God I love this bar:
the broken down stools,
the black stains across the carpet,
all about the same size,
too dirty to be part of a pattern though.
God I love this bar
on blues night when the songs
are about being lonely,
and everyone is so ugly too,
even the young ones.
I love how they know each other.
When they walk in from outside,
they find someone at the bar
they know well enough to hug.
They're not lonely then are they?
I love how I have these thoughts
I don't have anywhere else.
Like: there is enough skin
on the side of this woman's head,
on each side, to fit another face.
That would be two additional faces,
and it's like that for everybody,
but you hardly ever realize it,
or think about it anyway,
except here in this great bar.
I love how this woman sits down near me,
and there's this tension that gets established.
I love this bar.
The red light.
The lack of light.
Drinking beer from a bottle.
The neon.
The red light.
The lack of light.
Drinking beer from a bottle.
The neon.
The fairly horrible band.
This, this tension.
It goes on too long.
Which way to the exit, OK, there it is.
And my car keys flash under the streetlight
like a drop of particularly reflective rain.
She comes out right behind me.
Walks to her car.
I think her hair is nice,
how it covers those extra faces.
She would have talked to me.
She would have been a good talker.
God I love this parking lot.
Then her headlights following me
out onto the street.
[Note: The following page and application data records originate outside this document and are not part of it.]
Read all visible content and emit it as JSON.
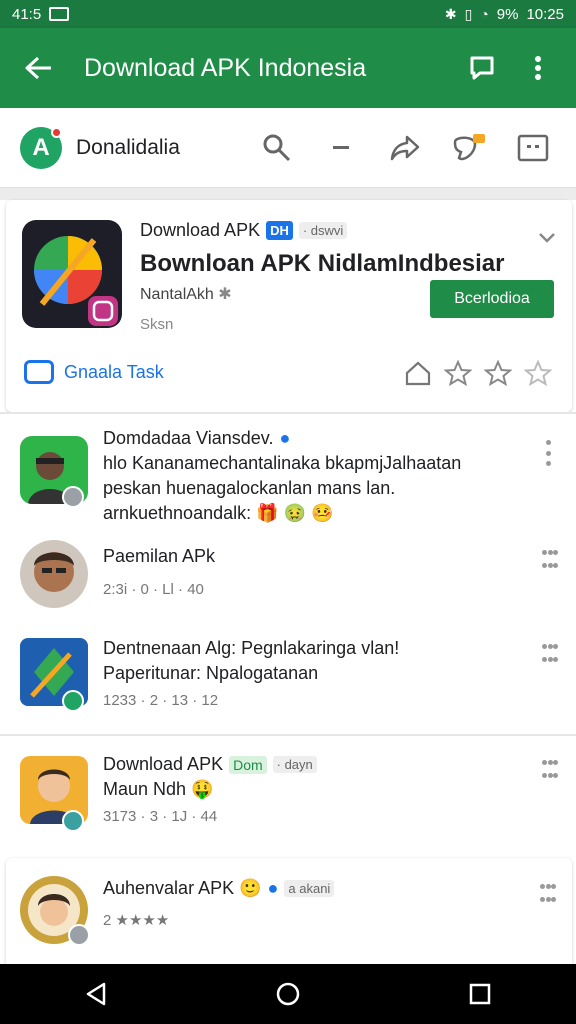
{
  "status_bar": {
    "time_left": "41:5",
    "battery": "9%",
    "time_right": "10:25"
  },
  "app_bar": {
    "title": "Download APK Indonesia"
  },
  "toolbar": {
    "brand_label": "Donalidalia",
    "brand_letter": "A"
  },
  "featured": {
    "small_title": "Download APK",
    "chip": "DH",
    "chip_suffix": "· dswvi",
    "title": "Bownloan APK NidlamIndbesiar",
    "developer": "NantalAkh",
    "size": "Sksn",
    "install_label": "Bcerlodioa",
    "link_label": "Gnaala Task"
  },
  "items": [
    {
      "title": "Domdadaa Viansdev.",
      "line1": "hlo Kananamechantalinaka bkapmjJalhaatan",
      "line2": "peskan huenagalockanlan mans lan.",
      "line3": "arnkuethnoandalk: 🎁 🤢 🤒"
    },
    {
      "title": "Paemilan APk",
      "meta": "2:3i · 0 · Ll · 40"
    },
    {
      "title": "Dentnenaan Alg: Pegnlakaringa vlan!",
      "line1": "Paperitunar: Npalogatanan",
      "meta": "1233 · 2 · 13 · 12"
    },
    {
      "title": "Download APK",
      "chip": "Dom",
      "chip2": "· dayn",
      "line1": "Maun Ndh 🤑",
      "meta": "3173 · 3 · 1J · 44"
    },
    {
      "title": "Auhenvalar APK 🙂",
      "chip2": "a akani",
      "meta": "2 ★★★★"
    }
  ],
  "colors": {
    "primary": "#1f8d47",
    "status": "#1b7a3f",
    "link": "#1a73e8"
  }
}
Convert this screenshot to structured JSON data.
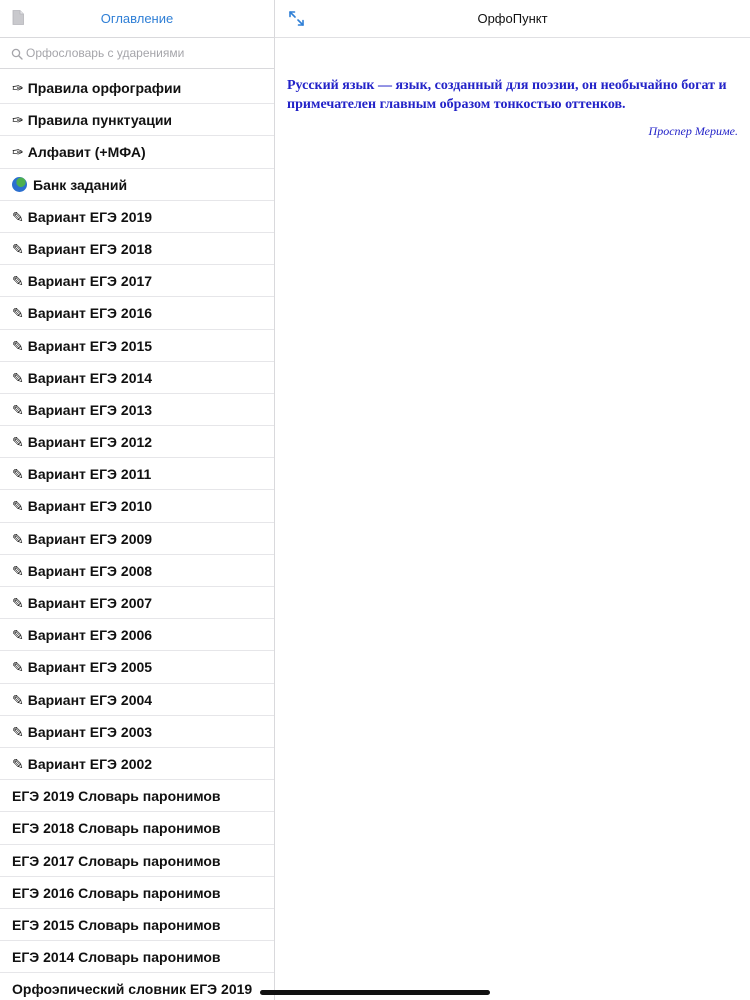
{
  "sidebar": {
    "title": "Оглавление",
    "search_placeholder": "Орфословарь с ударениями",
    "items": [
      {
        "glyph": "✑",
        "label": "Правила орфографии"
      },
      {
        "glyph": "✑",
        "label": "Правила пунктуации"
      },
      {
        "glyph": "✑",
        "label": "Алфавит (+МФА)"
      },
      {
        "glyph": "globe",
        "label": "Банк заданий"
      },
      {
        "glyph": "✎",
        "label": "Вариант ЕГЭ 2019"
      },
      {
        "glyph": "✎",
        "label": "Вариант ЕГЭ 2018"
      },
      {
        "glyph": "✎",
        "label": "Вариант ЕГЭ 2017"
      },
      {
        "glyph": "✎",
        "label": "Вариант ЕГЭ 2016"
      },
      {
        "glyph": "✎",
        "label": "Вариант ЕГЭ 2015"
      },
      {
        "glyph": "✎",
        "label": "Вариант ЕГЭ 2014"
      },
      {
        "glyph": "✎",
        "label": "Вариант ЕГЭ 2013"
      },
      {
        "glyph": "✎",
        "label": "Вариант ЕГЭ 2012"
      },
      {
        "glyph": "✎",
        "label": "Вариант ЕГЭ 2011"
      },
      {
        "glyph": "✎",
        "label": "Вариант ЕГЭ 2010"
      },
      {
        "glyph": "✎",
        "label": "Вариант ЕГЭ 2009"
      },
      {
        "glyph": "✎",
        "label": "Вариант ЕГЭ 2008"
      },
      {
        "glyph": "✎",
        "label": "Вариант ЕГЭ 2007"
      },
      {
        "glyph": "✎",
        "label": "Вариант ЕГЭ 2006"
      },
      {
        "glyph": "✎",
        "label": "Вариант ЕГЭ 2005"
      },
      {
        "glyph": "✎",
        "label": "Вариант ЕГЭ 2004"
      },
      {
        "glyph": "✎",
        "label": "Вариант ЕГЭ 2003"
      },
      {
        "glyph": "✎",
        "label": "Вариант ЕГЭ 2002"
      },
      {
        "glyph": "",
        "label": "ЕГЭ 2019 Словарь паронимов"
      },
      {
        "glyph": "",
        "label": "ЕГЭ 2018 Словарь паронимов"
      },
      {
        "glyph": "",
        "label": "ЕГЭ 2017 Словарь паронимов"
      },
      {
        "glyph": "",
        "label": "ЕГЭ 2016 Словарь паронимов"
      },
      {
        "glyph": "",
        "label": "ЕГЭ 2015 Словарь паронимов"
      },
      {
        "glyph": "",
        "label": "ЕГЭ 2014 Словарь паронимов"
      },
      {
        "glyph": "",
        "label": "Орфоэпический словник ЕГЭ 2019"
      }
    ]
  },
  "main": {
    "title": "ОрфоПункт",
    "quote": "Русский язык — язык, созданный для поэзии, он необычайно богат и примечателен главным образом тонкостью оттенков.",
    "author": "Проспер Мериме."
  },
  "icons": {
    "document": "document-icon",
    "search": "search-icon",
    "expand": "expand-arrows-icon",
    "globe": "globe-icon"
  },
  "colors": {
    "accent": "#2f7fd6",
    "quote": "#2323c8"
  }
}
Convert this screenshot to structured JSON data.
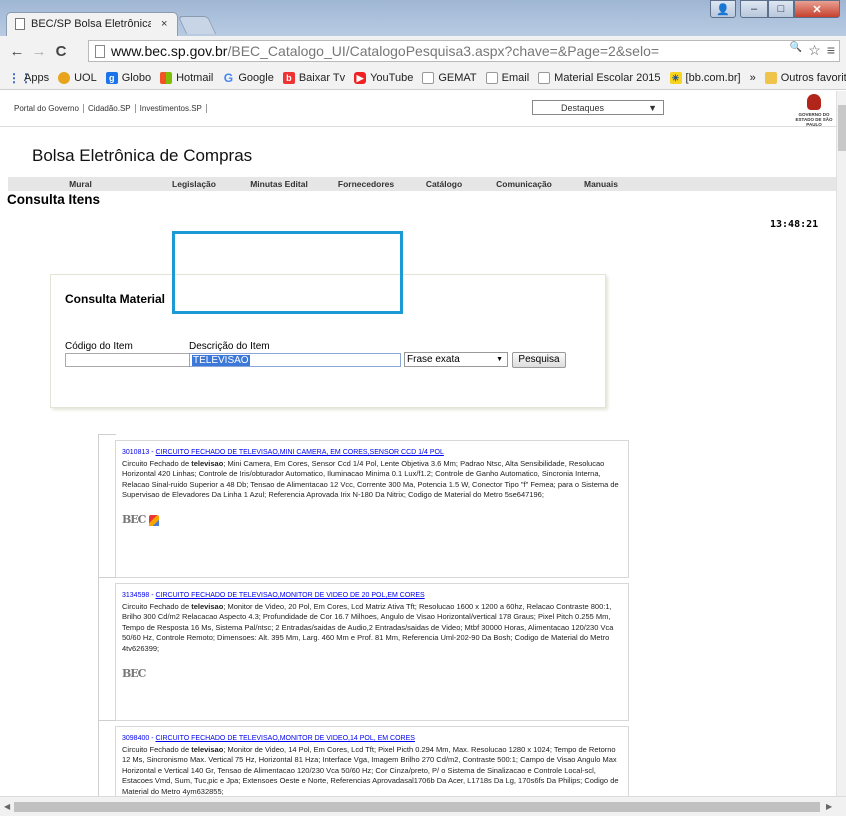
{
  "browser": {
    "tab_title": "BEC/SP Bolsa Eletrônica d",
    "tab_close": "×",
    "url_host": "www.bec.sp.gov.br",
    "url_path": "/BEC_Catalogo_UI/CatalogoPesquisa3.aspx?chave=&Page=2&selo=",
    "back": "←",
    "forward": "→",
    "reload": "C",
    "zoom_icon": "🔍",
    "star": "☆",
    "menu": "≡",
    "window_controls": {
      "user": "👤",
      "minimize": "–",
      "maximize": "□",
      "close": "✕"
    }
  },
  "bookmarks": [
    {
      "label": "Apps",
      "icon": "apps-icon",
      "glyph": "⋮⋮"
    },
    {
      "label": "UOL",
      "icon": "uol-icon",
      "glyph": ""
    },
    {
      "label": "Globo",
      "icon": "globo-icon",
      "glyph": "g"
    },
    {
      "label": "Hotmail",
      "icon": "hotmail-icon",
      "glyph": ""
    },
    {
      "label": "Google",
      "icon": "google-icon",
      "glyph": "G"
    },
    {
      "label": "Baixar Tv",
      "icon": "baixar-icon",
      "glyph": "b"
    },
    {
      "label": "YouTube",
      "icon": "youtube-icon",
      "glyph": "▶"
    },
    {
      "label": "GEMAT",
      "icon": "page-icon",
      "glyph": ""
    },
    {
      "label": "Email",
      "icon": "page-icon",
      "glyph": ""
    },
    {
      "label": "Material Escolar 2015",
      "icon": "page-icon",
      "glyph": ""
    },
    {
      "label": "[bb.com.br]",
      "icon": "bb-icon",
      "glyph": "✳"
    },
    {
      "label": "»",
      "icon": "",
      "glyph": ""
    },
    {
      "label": "Outros favoritos",
      "icon": "folder-icon",
      "glyph": ""
    }
  ],
  "gov": {
    "links": [
      "Portal do Governo",
      "Cidadão.SP",
      "Investimentos.SP"
    ],
    "destaques": "Destaques",
    "seal_text": "GOVERNO DO ESTADO DE SÃO PAULO"
  },
  "site": {
    "name": "Bolsa Eletrônica de Compras",
    "menu": [
      "Mural",
      "Legislação",
      "Minutas Edital",
      "Fornecedores",
      "Catálogo",
      "Comunicação",
      "Manuais"
    ],
    "section_title": "Consulta Itens",
    "clock": "13:48:21"
  },
  "search": {
    "title": "Consulta Material",
    "codigo_label": "Código do Item",
    "codigo_value": "",
    "descricao_label": "Descrição do Item",
    "descricao_value": "TELEVISAO",
    "match_mode": "Frase exata",
    "submit_label": "Pesquisa"
  },
  "results": [
    {
      "code": "3010813",
      "title": "CIRCUITO FECHADO DE TELEVISAO,MINI CAMERA, EM CORES,SENSOR CCD 1/4 POL",
      "desc_before": "Circuito Fechado de ",
      "desc_bold": "televisao",
      "desc_after": "; Mini Camera, Em Cores, Sensor Ccd 1/4 Pol, Lente Objetiva 3.6 Mm; Padrao Ntsc, Alta Sensibilidade, Resolucao Horizontal 420 Linhas; Controle de Iris/obturador Automatico, Iluminacao Minima 0.1 Lux/f1.2; Controle de Ganho Automatico, Sincronia Interna, Relacao Sinal-ruido Superior a 48 Db; Tensao de Alimentacao 12 Vcc, Corrente 300 Ma, Potencia 1.5 W, Conector Tipo \"f\" Femea; para o Sistema de Supervisao de Elevadores Da Linha 1 Azul; Referencia Aprovada Irix N-180 Da Nitrix; Codigo de Material do Metro 5se647196;",
      "logo": "BEC"
    },
    {
      "code": "3134598",
      "title": "CIRCUITO FECHADO DE TELEVISAO,MONITOR DE VIDEO DE 20 POL,EM CORES",
      "desc_before": "Circuito Fechado de ",
      "desc_bold": "televisao",
      "desc_after": "; Monitor de Video, 20 Pol, Em Cores, Lcd Matriz Ativa Tft; Resolucao 1600 x 1200 a 60hz, Relacao Contraste 800:1, Brilho 300 Cd/m2 Relacacao Aspecto 4.3; Profundidade de Cor 16.7 Milhoes, Angulo de Visao Horizontal/vertical 178 Graus; Pixel Pitch 0.255 Mm, Tempo de Resposta 16 Ms, Sistema Pal/ntsc; 2 Entradas/saidas de Audio,2 Entradas/saidas de Video; Mtbf 30000 Horas, Alimentacao 120/230 Vca 50/60 Hz, Controle Remoto; Dimensoes: Alt. 395 Mm, Larg. 460 Mm e Prof. 81 Mm, Referencia Uml-202-90 Da Bosh; Codigo de Material do Metro 4tv626399;",
      "logo": "BEC"
    },
    {
      "code": "3098400",
      "title": "CIRCUITO FECHADO DE TELEVISAO,MONITOR DE VIDEO,14 POL, EM CORES",
      "desc_before": "Circuito Fechado de ",
      "desc_bold": "televisao",
      "desc_after": "; Monitor de Video, 14 Pol, Em Cores, Lcd Tft; Pixel Picth 0.294 Mm, Max. Resolucao 1280 x 1024; Tempo de Retorno 12 Ms, Sincronismo Max. Vertical 75 Hz, Horizontal 81 Hza; Interface Vga, Imagem Brilho 270 Cd/m2, Contraste 500:1; Campo de Visao Angulo Max Horizontal e Vertical 140 Gr, Tensao de Alimentacao 120/230 Vca 50/60 Hz; Cor Cinza/preto, P/ o Sistema de Sinalizacao e Controle Local-scl, Estacoes Vmd, Sum, Tuc,pic e Jpa; Extensoes Oeste e Norte, Referencias Aprovadasal1706b Da Acer, L1718s Da Lg, 170s6fs Da Philips; Codigo de Material do Metro 4ym632855;",
      "logo": ""
    }
  ],
  "colors": {
    "highlight": "#1c9ad6",
    "link": "#0000ee",
    "selection": "#3b78d8"
  }
}
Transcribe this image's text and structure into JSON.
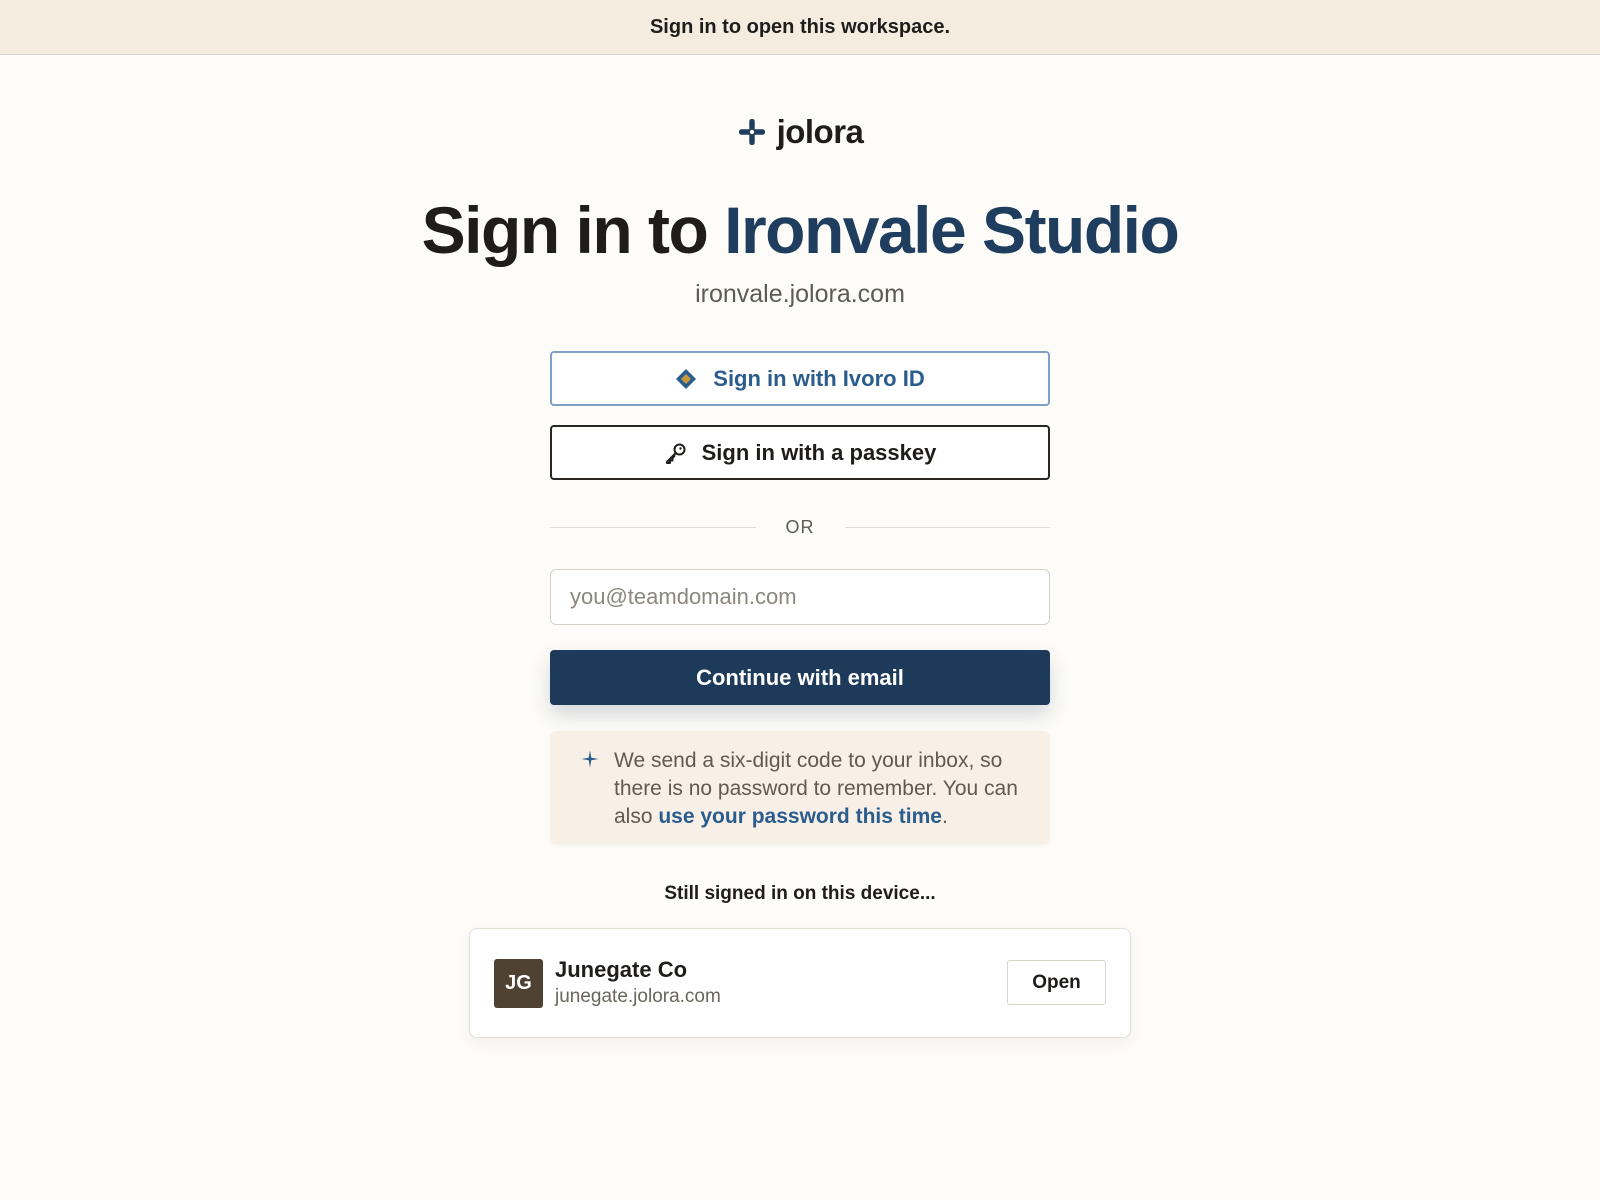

Our fifth-wheel looks completely different
in the evening light: three dimensional,
and banded in shadow. I'm glad that
we came out here to talk.

We talk about what we would do
if we had the winning Powerball ticket,
how we would funnel the 280 million dollars
into charitable trusts and put your father
and mother, my brothers and sisters,
on their boards and payrolls, and,
as we look out over fields to the horizon,
the clouds start to turn a rose color.

Standing here in the half light,
we talk about how far we have come
and how far we have to go,
where we were yesterday,
where we will be tomorrow,
and as we talk the lights in the trailer court,
the one next door to this campground
that we're parked in, start coming on.

While you massage my back, and,
as the rose tint is leaving the clouds,
I begin to think that we will make it.

Out a quarter mile I can see
the wind moving through
the darkened leaves in a cottonwood,
its bark as white as hope
in the dim sunlight.



About the Author

Harold Bowes's poems have appeared in Acorn, Portland Review, and Snow Monkey, in raggedy monthly newsletters, on the wall above a doorway in someone's house, in kanji on a scroll, on cell phone emails and, once, on a bookmark. He is a poetry editor at the Hugo-nominated ezine Strange Horizons.